    A perpetrator of sexual assault is very unlikely to be someone who is a stranger to you and your family. Most sexual crimes are committed by someone who has access to you or your children.

    • Approximately two-thirds of rapes were committed by someone known to the victim.1
    • 73% of sexual assaults were perpetrated by a non-stranger.1
    • 38% of rapists are a friend or acquaintance.1
    • 28% are an intimate partner.1
    • 7% are a relative.1
    • 797,500 children (younger than 18) were reported missing in a one-year period of time studied resulting in an average of 2,185 children being reported missing each day.2
    • 203,900 children were the victims of family abductions. 2
    • 58,200 children were the victims of non-family abductions. 2
    • ·Of the 797,500 kidnappings only 115 children were the victims of “stereotypical” kidnapping.

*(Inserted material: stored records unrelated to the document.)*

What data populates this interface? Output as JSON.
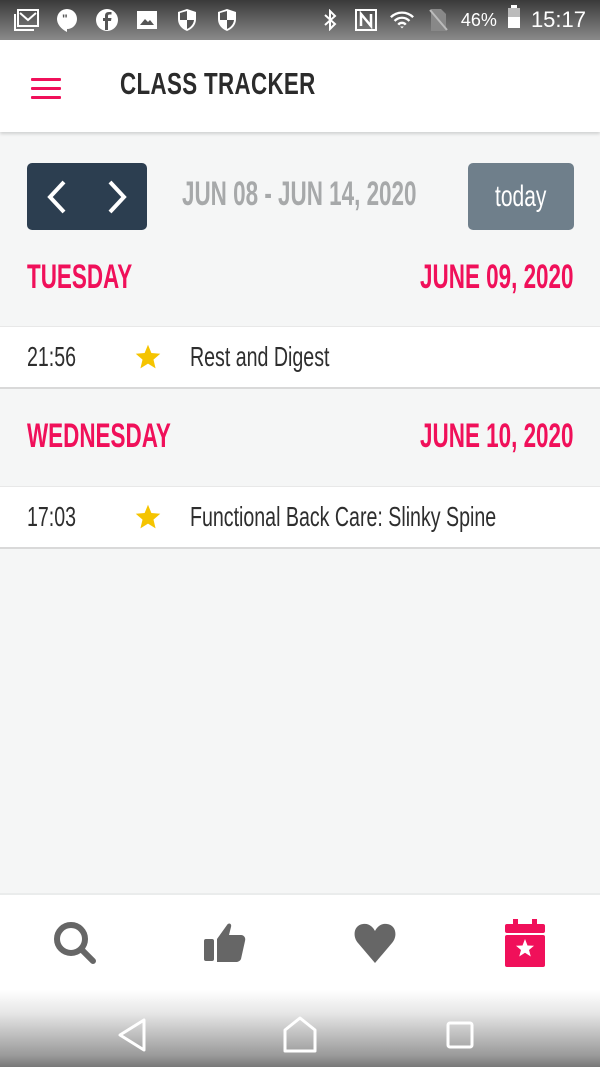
{
  "status_bar": {
    "left_icons": [
      "gmail-icon",
      "hangouts-icon",
      "facebook-icon",
      "gallery-icon",
      "shield-icon",
      "shield-icon"
    ],
    "right_icons": [
      "bluetooth-icon",
      "nfc-icon",
      "wifi-icon",
      "no-sim-icon"
    ],
    "battery_percent": "46%",
    "time": "15:17"
  },
  "app_bar": {
    "menu_icon": "hamburger-icon",
    "title": "CLASS TRACKER"
  },
  "week_nav": {
    "prev_icon": "chevron-left-icon",
    "next_icon": "chevron-right-icon",
    "range": "JUN 08 - JUN 14, 2020",
    "today_label": "today"
  },
  "days": [
    {
      "weekday": "TUESDAY",
      "date": "JUNE 09, 2020",
      "classes": [
        {
          "time": "21:56",
          "icon": "star-icon",
          "title": "Rest and Digest"
        }
      ]
    },
    {
      "weekday": "WEDNESDAY",
      "date": "JUNE 10, 2020",
      "classes": [
        {
          "time": "17:03",
          "icon": "star-icon",
          "title": "Functional Back Care: Slinky Spine"
        }
      ]
    }
  ],
  "tab_bar": {
    "tabs": [
      {
        "name": "search",
        "icon": "search-icon",
        "active": false
      },
      {
        "name": "recommended",
        "icon": "thumbs-up-icon",
        "active": false
      },
      {
        "name": "favorites",
        "icon": "heart-icon",
        "active": false
      },
      {
        "name": "class-tracker",
        "icon": "calendar-star-icon",
        "active": true
      }
    ]
  },
  "colors": {
    "accent": "#f0105a",
    "nav_dark": "#2c3e50",
    "today_button": "#6f7f8b",
    "star": "#f5c400",
    "icon_inactive": "#666666"
  },
  "system_nav": [
    "back-icon",
    "home-icon",
    "recents-icon"
  ]
}
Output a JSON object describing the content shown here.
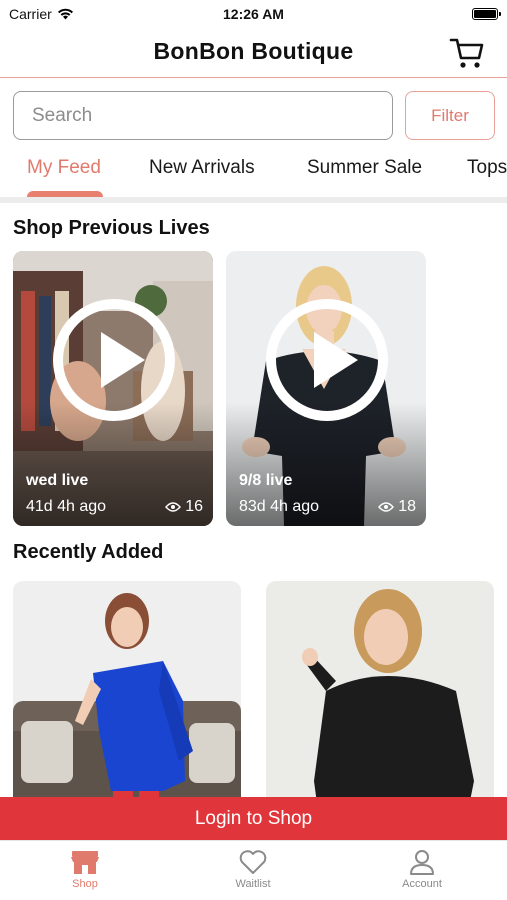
{
  "status_bar": {
    "carrier": "Carrier",
    "time": "12:26 AM"
  },
  "header": {
    "title": "BonBon Boutique",
    "cart_icon": "cart-icon"
  },
  "search": {
    "placeholder": "Search",
    "filter_label": "Filter"
  },
  "tabs": [
    {
      "label": "My Feed",
      "active": true
    },
    {
      "label": "New Arrivals",
      "active": false
    },
    {
      "label": "Summer Sale",
      "active": false
    },
    {
      "label": "Tops",
      "active": false
    }
  ],
  "sections": {
    "previous_lives_title": "Shop Previous Lives",
    "recently_added_title": "Recently Added"
  },
  "lives": [
    {
      "name": "wed live",
      "ago": "41d 4h ago",
      "views": "16"
    },
    {
      "name": "9/8 live",
      "ago": "83d 4h ago",
      "views": "18"
    }
  ],
  "login_banner": "Login to Shop",
  "bottom_nav": [
    {
      "label": "Shop",
      "icon": "store-icon",
      "active": true
    },
    {
      "label": "Waitlist",
      "icon": "heart-icon",
      "active": false
    },
    {
      "label": "Account",
      "icon": "user-icon",
      "active": false
    }
  ],
  "colors": {
    "accent": "#e07a6c",
    "banner": "#e0353a",
    "divider": "#e8a097"
  }
}
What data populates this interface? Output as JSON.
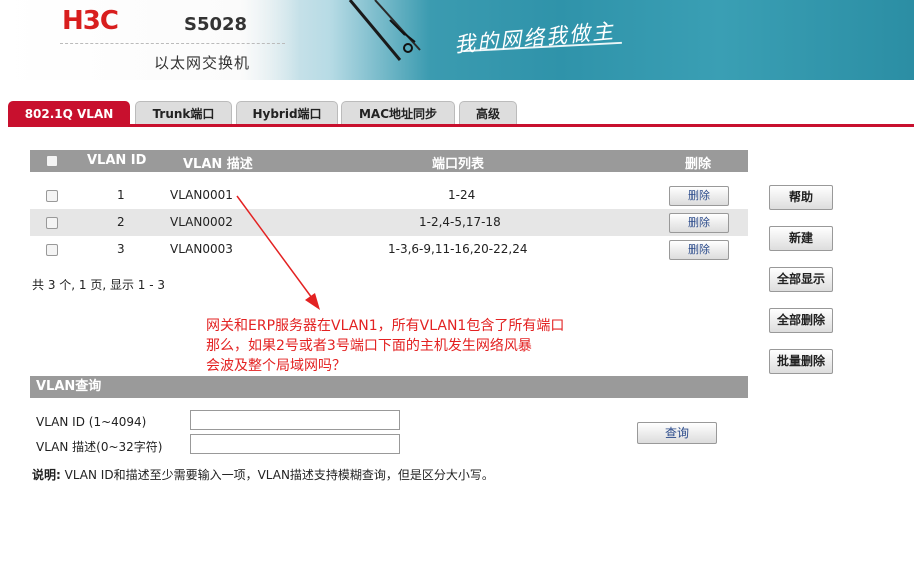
{
  "header": {
    "logo": "H3C",
    "model": "S5028",
    "subtitle": "以太网交换机",
    "slogan": "我的网络我做主",
    "colors": {
      "brand_red": "#d81e1e",
      "tab_red": "#c8102e",
      "banner_teal": "#2f93aa"
    }
  },
  "tabs": [
    {
      "label": "802.1Q VLAN",
      "active": true
    },
    {
      "label": "Trunk端口"
    },
    {
      "label": "Hybrid端口"
    },
    {
      "label": "MAC地址同步"
    },
    {
      "label": "高级"
    }
  ],
  "table": {
    "headers": {
      "id": "VLAN ID",
      "desc": "VLAN 描述",
      "ports": "端口列表",
      "delete": "删除"
    },
    "rows": [
      {
        "id": "1",
        "desc": "VLAN0001",
        "ports": "1-24",
        "delete_label": "删除"
      },
      {
        "id": "2",
        "desc": "VLAN0002",
        "ports": "1-2,4-5,17-18",
        "delete_label": "删除"
      },
      {
        "id": "3",
        "desc": "VLAN0003",
        "ports": "1-3,6-9,11-16,20-22,24",
        "delete_label": "删除"
      }
    ],
    "summary": "共 3 个, 1 页, 显示 1 - 3"
  },
  "side_buttons": [
    "帮助",
    "新建",
    "全部显示",
    "全部删除",
    "批量删除"
  ],
  "annotation": {
    "line1": "网关和ERP服务器在VLAN1，所有VLAN1包含了所有端口",
    "line2": "那么，如果2号或者3号端口下面的主机发生网络风暴",
    "line3": "会波及整个局域网吗？",
    "color": "#e32222"
  },
  "query": {
    "title": "VLAN查询",
    "id_label": "VLAN ID (1~4094)",
    "desc_label": "VLAN 描述(0~32字符)",
    "id_value": "",
    "desc_value": "",
    "button": "查询",
    "note_bold": "说明:",
    "note_text": " VLAN ID和描述至少需要输入一项，VLAN描述支持模糊查询，但是区分大小写。"
  }
}
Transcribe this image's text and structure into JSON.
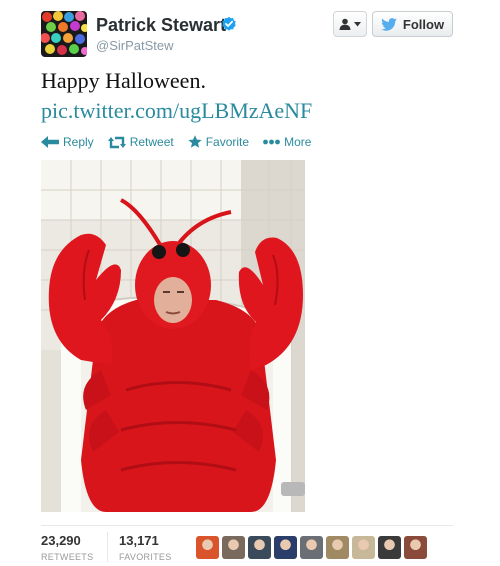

These crimes involve someone the child does not know or a slight acquaintance who holds the child overnight, transports the child 50 miles or more, kills the child, demands ransom, or intends to keep the child permanently. 2

    1U.S. Department of Justice. 2005 National Crime Victimization Study. 2005.

    2U.S. Department of Justice. "National Estimates of Missing Children: An
    Overview" in National Incidence Studies of Missing, Abducted, Runaway, and Thrown away Children.  2005.

    No, Maryland does not have any residency restrictions. Information put out by other states has shown that residency restrictions do not help to prevent sexual offenses from occurring because the victims and the offenders, in most situations, know each other.  Having ready access to victims, in private and secretive environments, is how sex offenders thrive.

    Some states, such as Iowa and Florida, have found that residency restrictions can make it very difficult to track sex offenders who have become homeless. Homeless sex offenders are also more difficult to register and without an address the registry is unable to tell the public where the offender lives.  Homeless sex offenders are better able to operate in private and secretive environments.  By registering a sex offender with a valid address the police, the Sex Offender Registry and the community are all better able to make sure that offender is not able to re-offend.

    Created on 29/06/2012 in Sex Offender Questions